The Middle Ages in Florence and the re-discovery of several ancient alchemical documents from the East, witnessed the beginning of the Arte dei Medici e degli Speziali (the Guild of Physicians and Pharmacists), who published the "Ricettario Fiorentino" in 1498, the first pharmacopoeia codex to appear in Italy. From the middle of the 14th century, the Dominican friars of Santa Maria Novella were selling rose water to the citizens of Florence. This was a disinfectant and refreshing essence created from plants for fighting epidemics. Medicinal herbs were grown and transformed into ointments and balms and were exported all over Europe. The Perfume and Pharmaceutical Workshop of Santa Maria Novella is still active today and is the oldest pharmacy in Europe.
During Cosimo I's time, officinal herbs were grown in the gardens of the Florentine villas, like in that of Castello and Petraia. The Botanical garden itself was created in 1545 by the Medici family specifically as a garden for medicinal plants.
Apothecary art was also known in another ancient Tuscan pharmacy, that of San Gimignano, in the Spedale di Santa Fina, which produced medicinal herbs in its botanical garden, following the ancient alchemical documents on cultivation and production. The herbs were used as medicinal balms, for culinary use and for sensorial use.
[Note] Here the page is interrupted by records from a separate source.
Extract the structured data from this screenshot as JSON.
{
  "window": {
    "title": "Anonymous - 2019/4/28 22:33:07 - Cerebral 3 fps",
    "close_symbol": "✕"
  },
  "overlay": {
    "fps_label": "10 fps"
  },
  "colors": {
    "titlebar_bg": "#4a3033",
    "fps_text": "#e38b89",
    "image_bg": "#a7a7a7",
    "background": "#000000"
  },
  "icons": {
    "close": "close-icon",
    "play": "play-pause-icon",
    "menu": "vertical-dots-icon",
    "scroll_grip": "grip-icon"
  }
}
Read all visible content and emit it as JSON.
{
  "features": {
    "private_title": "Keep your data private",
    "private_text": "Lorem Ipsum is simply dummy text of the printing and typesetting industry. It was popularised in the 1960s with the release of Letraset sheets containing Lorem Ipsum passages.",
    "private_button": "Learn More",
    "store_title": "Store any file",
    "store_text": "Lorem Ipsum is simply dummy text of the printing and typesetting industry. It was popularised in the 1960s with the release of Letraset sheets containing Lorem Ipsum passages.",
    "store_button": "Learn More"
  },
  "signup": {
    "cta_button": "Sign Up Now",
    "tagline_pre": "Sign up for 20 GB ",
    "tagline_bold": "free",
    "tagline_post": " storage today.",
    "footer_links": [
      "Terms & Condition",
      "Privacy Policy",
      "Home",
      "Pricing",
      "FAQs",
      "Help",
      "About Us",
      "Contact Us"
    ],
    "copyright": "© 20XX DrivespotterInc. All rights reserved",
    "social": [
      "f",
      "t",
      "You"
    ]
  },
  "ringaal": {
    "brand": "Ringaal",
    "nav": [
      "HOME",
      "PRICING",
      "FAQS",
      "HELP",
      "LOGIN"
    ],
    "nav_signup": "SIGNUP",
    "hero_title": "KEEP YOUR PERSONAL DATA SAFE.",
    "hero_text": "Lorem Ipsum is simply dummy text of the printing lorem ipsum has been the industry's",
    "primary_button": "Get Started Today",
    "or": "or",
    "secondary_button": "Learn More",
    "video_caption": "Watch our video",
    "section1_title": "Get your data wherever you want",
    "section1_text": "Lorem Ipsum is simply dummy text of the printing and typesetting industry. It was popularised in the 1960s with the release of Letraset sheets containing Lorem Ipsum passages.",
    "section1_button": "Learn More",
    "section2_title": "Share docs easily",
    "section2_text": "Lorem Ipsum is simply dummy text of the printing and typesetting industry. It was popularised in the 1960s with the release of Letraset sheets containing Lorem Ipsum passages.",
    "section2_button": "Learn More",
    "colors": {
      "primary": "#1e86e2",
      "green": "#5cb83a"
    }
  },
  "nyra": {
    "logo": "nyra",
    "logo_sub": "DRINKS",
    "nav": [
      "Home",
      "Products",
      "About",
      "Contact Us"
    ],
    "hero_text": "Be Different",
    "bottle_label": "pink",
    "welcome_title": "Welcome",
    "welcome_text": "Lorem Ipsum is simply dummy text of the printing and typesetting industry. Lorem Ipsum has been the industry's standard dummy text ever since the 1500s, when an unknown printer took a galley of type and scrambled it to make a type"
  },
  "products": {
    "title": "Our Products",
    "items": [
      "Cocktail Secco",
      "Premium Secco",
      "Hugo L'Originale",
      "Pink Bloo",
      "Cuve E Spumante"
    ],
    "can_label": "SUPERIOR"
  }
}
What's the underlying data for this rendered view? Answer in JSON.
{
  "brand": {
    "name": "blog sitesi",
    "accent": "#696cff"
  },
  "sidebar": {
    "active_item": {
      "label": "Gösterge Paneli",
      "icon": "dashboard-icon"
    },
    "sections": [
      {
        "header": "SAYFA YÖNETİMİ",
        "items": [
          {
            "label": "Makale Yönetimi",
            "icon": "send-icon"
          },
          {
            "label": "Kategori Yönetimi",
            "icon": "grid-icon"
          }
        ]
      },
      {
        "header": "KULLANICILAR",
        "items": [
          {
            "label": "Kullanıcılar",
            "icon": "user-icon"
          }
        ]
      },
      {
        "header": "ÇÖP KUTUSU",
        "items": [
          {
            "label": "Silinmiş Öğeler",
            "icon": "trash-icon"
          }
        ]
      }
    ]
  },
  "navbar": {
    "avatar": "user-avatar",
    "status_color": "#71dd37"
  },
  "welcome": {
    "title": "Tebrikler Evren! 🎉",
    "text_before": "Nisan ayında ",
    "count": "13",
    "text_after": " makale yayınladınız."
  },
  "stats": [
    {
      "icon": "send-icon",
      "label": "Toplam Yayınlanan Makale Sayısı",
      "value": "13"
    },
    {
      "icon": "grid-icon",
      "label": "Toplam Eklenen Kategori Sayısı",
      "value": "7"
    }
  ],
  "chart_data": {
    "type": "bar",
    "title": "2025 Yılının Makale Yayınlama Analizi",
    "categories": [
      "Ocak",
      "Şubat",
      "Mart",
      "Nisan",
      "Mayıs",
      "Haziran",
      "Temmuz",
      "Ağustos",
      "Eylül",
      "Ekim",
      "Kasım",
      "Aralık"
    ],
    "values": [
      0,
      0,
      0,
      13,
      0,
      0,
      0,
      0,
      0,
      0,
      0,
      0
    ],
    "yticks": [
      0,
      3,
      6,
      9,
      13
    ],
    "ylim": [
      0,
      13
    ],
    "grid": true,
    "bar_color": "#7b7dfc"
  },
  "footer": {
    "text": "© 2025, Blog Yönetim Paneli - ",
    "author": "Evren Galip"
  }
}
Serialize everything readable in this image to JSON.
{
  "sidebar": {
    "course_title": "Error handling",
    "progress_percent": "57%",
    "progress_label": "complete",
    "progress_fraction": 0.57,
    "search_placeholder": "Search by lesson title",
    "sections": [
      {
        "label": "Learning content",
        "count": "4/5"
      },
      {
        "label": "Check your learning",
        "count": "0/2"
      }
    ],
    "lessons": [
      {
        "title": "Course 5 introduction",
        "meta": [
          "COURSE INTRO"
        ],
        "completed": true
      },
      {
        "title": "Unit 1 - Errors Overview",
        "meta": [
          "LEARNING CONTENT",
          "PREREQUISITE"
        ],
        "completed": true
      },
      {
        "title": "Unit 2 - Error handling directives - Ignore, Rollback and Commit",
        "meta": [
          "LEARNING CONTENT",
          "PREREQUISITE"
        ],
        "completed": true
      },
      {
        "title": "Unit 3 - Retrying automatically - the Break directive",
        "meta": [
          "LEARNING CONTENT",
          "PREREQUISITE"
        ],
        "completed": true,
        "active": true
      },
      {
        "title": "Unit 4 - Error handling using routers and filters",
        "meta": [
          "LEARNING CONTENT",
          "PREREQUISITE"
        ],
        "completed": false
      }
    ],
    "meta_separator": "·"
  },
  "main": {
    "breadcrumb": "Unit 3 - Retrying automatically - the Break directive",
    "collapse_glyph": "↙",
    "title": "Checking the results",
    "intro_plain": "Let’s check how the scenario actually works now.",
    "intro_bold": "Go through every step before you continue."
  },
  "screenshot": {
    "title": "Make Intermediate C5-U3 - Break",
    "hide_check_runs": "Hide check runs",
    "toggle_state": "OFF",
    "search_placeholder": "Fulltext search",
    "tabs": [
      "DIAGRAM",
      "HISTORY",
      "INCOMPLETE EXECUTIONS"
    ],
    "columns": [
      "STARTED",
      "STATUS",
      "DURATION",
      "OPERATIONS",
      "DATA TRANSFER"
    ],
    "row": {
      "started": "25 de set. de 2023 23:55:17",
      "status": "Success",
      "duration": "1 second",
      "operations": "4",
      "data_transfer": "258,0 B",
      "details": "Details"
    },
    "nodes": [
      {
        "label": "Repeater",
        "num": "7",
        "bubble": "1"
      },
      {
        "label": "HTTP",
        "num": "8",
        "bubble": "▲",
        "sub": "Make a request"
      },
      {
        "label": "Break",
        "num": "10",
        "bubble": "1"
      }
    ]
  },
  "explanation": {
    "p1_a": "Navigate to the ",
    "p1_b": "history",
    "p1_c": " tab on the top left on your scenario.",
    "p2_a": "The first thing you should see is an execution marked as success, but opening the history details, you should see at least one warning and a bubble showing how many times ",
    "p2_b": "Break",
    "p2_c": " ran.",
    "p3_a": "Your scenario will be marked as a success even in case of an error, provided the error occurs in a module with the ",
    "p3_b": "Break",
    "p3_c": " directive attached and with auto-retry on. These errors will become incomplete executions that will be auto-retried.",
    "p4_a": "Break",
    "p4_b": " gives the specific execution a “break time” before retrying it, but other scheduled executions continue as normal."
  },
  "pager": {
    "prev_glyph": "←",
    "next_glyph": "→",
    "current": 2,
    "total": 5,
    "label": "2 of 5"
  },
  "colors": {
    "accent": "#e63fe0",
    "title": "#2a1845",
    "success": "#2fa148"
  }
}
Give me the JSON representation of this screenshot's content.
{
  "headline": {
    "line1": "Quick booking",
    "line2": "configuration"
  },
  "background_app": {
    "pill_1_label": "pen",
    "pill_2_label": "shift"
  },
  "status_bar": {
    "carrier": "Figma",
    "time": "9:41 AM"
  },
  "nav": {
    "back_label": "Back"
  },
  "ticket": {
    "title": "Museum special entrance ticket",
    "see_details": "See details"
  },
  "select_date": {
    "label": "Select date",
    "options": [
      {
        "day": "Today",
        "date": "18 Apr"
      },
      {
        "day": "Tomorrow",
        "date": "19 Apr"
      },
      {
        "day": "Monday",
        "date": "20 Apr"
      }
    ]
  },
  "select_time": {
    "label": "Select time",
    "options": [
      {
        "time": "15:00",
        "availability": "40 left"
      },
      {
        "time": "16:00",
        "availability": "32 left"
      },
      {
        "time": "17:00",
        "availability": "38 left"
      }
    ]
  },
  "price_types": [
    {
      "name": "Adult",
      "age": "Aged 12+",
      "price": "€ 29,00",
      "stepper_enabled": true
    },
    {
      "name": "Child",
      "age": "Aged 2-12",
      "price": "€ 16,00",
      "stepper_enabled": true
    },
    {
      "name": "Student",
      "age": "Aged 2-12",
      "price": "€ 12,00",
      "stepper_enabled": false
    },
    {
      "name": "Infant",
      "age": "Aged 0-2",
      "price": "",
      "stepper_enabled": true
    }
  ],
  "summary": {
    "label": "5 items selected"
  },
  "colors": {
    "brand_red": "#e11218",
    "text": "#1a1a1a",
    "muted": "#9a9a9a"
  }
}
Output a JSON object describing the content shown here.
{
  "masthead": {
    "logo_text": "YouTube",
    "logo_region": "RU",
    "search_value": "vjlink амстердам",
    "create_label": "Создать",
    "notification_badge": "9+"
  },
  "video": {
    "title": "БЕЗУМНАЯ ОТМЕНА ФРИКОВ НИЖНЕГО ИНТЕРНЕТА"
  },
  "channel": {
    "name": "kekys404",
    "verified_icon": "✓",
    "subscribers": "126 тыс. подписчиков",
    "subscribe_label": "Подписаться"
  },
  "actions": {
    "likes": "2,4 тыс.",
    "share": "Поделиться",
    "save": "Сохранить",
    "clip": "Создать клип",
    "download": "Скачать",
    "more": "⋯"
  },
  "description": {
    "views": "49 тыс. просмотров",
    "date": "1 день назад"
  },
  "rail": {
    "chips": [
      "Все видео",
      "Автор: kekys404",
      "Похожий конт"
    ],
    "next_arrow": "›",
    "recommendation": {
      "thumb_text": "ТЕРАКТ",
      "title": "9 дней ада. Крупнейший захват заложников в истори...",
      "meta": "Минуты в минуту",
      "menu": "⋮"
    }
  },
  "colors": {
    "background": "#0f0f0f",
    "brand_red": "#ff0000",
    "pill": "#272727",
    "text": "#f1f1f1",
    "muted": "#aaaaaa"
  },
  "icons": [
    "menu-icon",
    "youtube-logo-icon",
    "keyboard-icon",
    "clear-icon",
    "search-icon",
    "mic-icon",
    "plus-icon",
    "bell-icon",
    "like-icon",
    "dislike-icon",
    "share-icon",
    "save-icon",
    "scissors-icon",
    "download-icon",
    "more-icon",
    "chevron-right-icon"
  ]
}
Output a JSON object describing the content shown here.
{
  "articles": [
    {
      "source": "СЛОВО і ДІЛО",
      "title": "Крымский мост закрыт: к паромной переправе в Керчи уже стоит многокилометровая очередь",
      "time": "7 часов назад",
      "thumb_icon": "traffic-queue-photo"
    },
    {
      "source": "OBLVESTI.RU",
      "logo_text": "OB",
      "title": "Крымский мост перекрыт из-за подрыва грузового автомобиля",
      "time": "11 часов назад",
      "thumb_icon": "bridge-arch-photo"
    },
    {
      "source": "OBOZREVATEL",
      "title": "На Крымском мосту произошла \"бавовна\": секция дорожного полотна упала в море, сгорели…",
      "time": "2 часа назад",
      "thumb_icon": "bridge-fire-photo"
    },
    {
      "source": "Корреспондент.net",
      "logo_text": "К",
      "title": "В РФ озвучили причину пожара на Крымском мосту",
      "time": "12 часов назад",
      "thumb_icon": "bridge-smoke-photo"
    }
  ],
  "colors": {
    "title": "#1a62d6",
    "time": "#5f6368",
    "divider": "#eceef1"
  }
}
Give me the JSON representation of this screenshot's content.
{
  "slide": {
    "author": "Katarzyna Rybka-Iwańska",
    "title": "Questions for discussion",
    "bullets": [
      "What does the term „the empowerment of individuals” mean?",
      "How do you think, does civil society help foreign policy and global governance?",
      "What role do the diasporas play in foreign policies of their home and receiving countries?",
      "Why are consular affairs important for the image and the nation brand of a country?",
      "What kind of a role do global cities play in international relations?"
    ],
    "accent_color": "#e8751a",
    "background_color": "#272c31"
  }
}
The Salvioni Pharmacy still stands in the central square of Montalcino, in Val d'Orcia, and it dates back to the sixteenth century, when it was a workshop of apothecary art.
The person who really made the ancient Arts popular in Europe became Caterina dei Medici, when she married the King of France: it was she who introduced her trusted perfumer, Renato Bianco, to the court.
He soon became the indispensable Renè Florentin, creator of perfumed essences that facilitated relationships in society and also the creator of famous poisons, which courtiers and unscrupulous spies hankered after, turning to him when they wanted to eliminate obstacles stopping them from conquering power.
Progetto finanziato a valere sui fondi Legge n. 77 del 20 febbraio 2006 “Misure speciali di tutela e fruizione dei siti italiani di interesse culturale, paesaggistico e ambientale, inseriti nella “lista del patrimonio mondiale”, posti sotto la tutela dell’UNESCO”